Instructions for the task: Search through the entries for the word "name" and copy every line that has it.

= = = = = = =

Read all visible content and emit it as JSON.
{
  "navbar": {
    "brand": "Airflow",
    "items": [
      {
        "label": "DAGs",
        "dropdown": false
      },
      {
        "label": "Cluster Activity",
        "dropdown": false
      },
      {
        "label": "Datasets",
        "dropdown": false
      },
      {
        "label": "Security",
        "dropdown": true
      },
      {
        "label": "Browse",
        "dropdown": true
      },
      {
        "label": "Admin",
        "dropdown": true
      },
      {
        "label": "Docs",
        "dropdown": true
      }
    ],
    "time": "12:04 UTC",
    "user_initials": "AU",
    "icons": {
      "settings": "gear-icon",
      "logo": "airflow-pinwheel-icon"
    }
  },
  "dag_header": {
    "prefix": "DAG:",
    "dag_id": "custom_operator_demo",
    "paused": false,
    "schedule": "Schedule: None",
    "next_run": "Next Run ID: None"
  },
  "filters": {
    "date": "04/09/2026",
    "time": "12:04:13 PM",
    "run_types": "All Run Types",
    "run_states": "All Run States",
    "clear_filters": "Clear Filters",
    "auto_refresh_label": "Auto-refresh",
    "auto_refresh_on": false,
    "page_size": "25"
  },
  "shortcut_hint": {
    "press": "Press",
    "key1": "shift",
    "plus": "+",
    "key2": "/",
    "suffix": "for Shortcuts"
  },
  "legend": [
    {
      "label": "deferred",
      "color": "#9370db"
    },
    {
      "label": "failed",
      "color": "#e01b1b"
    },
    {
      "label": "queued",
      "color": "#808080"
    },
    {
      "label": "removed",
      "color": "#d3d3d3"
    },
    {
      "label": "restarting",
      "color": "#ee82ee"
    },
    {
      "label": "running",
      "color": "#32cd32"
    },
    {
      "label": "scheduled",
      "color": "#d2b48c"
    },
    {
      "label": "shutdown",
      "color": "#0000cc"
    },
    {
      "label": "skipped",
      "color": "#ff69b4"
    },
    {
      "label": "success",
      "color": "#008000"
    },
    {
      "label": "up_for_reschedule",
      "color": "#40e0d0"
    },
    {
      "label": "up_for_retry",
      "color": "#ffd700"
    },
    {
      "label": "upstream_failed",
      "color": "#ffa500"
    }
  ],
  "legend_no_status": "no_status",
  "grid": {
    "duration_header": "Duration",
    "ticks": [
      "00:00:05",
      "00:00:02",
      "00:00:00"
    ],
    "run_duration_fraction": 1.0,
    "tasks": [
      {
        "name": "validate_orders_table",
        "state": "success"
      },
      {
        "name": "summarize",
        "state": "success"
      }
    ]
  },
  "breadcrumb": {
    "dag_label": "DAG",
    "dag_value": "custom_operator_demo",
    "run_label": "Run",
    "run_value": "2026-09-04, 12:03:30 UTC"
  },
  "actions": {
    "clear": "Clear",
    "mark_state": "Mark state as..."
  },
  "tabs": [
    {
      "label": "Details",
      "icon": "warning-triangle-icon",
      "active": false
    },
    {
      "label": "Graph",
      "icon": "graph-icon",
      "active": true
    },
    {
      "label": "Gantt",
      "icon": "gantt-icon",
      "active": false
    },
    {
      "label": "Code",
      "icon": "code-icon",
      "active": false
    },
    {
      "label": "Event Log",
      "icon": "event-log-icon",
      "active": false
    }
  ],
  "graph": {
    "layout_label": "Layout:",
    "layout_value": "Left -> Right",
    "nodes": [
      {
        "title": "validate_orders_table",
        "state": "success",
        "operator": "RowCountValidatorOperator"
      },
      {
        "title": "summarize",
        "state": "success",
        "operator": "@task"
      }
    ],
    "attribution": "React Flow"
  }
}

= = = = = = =

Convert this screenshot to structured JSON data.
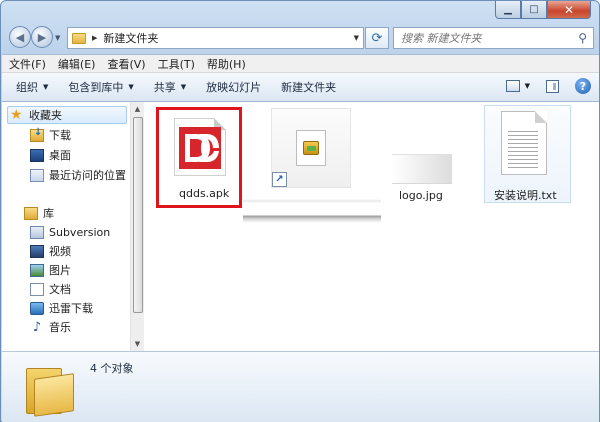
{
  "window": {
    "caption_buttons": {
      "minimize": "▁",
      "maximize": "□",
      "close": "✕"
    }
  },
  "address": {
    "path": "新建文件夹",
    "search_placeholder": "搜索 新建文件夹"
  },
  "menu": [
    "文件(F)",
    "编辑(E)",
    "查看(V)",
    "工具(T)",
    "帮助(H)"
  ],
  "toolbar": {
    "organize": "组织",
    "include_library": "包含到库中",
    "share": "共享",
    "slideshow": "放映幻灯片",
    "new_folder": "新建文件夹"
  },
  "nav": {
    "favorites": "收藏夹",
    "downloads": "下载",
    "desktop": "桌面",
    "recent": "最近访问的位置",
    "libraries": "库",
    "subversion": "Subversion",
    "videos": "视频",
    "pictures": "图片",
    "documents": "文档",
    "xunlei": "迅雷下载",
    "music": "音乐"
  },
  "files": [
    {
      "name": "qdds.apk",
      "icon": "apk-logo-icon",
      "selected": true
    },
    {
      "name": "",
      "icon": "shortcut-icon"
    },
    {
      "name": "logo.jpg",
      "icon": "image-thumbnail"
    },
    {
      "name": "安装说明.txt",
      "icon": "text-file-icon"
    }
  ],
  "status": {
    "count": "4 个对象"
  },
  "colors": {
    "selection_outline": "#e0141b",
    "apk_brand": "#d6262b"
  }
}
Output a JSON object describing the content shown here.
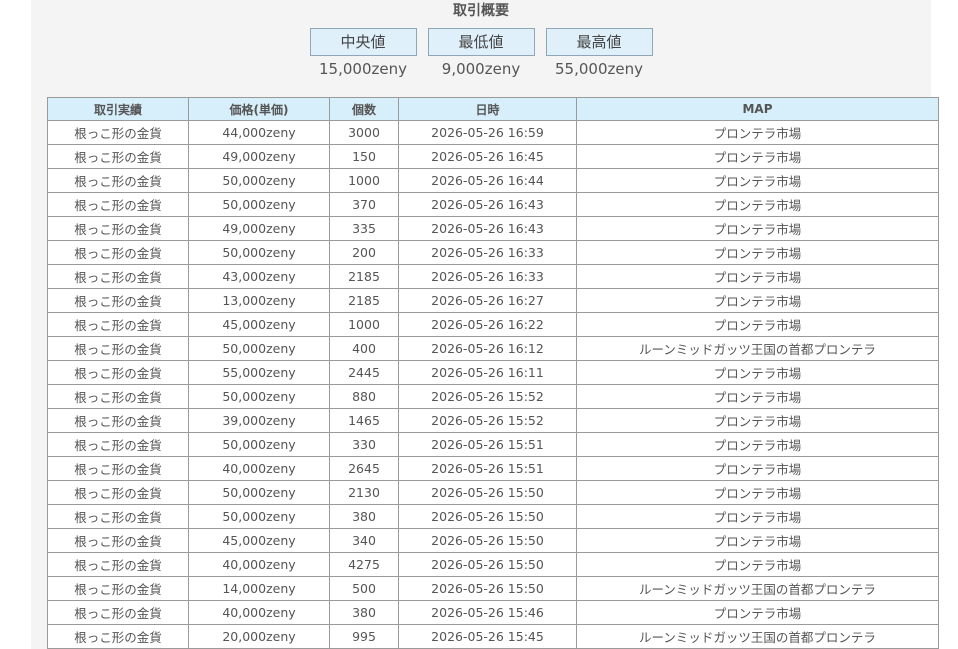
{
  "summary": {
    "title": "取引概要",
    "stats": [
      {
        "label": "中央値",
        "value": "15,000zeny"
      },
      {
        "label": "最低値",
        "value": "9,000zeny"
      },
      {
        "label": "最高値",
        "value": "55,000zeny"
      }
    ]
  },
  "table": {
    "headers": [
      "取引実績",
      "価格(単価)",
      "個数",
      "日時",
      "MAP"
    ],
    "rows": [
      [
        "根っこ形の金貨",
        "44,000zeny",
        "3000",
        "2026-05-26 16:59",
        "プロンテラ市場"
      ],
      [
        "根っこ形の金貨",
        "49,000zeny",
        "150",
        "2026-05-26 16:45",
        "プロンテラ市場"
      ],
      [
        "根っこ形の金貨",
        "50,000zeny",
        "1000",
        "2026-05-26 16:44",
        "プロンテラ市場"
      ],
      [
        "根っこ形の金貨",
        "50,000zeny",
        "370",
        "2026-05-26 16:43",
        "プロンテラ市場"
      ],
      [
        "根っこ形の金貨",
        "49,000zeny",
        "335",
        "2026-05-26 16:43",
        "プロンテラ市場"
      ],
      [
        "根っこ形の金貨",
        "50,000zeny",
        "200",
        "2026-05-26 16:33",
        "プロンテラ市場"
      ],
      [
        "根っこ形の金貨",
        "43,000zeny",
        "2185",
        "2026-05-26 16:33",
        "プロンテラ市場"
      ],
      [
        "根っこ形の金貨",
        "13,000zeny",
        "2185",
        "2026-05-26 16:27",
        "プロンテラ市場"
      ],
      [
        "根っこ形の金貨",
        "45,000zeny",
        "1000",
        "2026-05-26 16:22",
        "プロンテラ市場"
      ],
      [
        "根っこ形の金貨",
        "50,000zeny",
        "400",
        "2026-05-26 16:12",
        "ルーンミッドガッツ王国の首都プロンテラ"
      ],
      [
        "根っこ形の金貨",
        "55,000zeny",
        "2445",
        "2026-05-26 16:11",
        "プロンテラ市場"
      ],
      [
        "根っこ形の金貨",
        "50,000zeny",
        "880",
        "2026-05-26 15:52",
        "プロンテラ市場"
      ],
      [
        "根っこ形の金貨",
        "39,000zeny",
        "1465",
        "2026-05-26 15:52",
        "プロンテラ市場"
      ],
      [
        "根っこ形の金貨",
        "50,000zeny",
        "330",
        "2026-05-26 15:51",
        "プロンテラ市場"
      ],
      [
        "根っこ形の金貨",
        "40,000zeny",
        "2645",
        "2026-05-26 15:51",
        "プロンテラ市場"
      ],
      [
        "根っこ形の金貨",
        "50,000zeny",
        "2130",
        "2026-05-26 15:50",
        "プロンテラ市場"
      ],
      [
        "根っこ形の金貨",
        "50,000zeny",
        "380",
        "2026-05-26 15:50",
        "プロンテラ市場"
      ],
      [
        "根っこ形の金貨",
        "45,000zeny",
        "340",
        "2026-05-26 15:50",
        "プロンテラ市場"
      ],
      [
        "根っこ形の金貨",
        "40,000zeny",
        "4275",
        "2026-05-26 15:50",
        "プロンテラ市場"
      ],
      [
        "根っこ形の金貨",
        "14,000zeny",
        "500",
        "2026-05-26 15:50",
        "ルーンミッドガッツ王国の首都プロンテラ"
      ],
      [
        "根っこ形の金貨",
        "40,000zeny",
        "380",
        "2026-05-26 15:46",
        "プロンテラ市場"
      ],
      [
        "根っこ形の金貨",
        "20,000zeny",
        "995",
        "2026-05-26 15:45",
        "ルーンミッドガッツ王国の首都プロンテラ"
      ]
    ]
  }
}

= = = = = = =

The answer:
        "name": "validate_orders_table",
        "name": "summarize",
      "name": "qdds.apk",
      "name": "",
      "name": "logo.jpg",
      "name": "安装说明.txt",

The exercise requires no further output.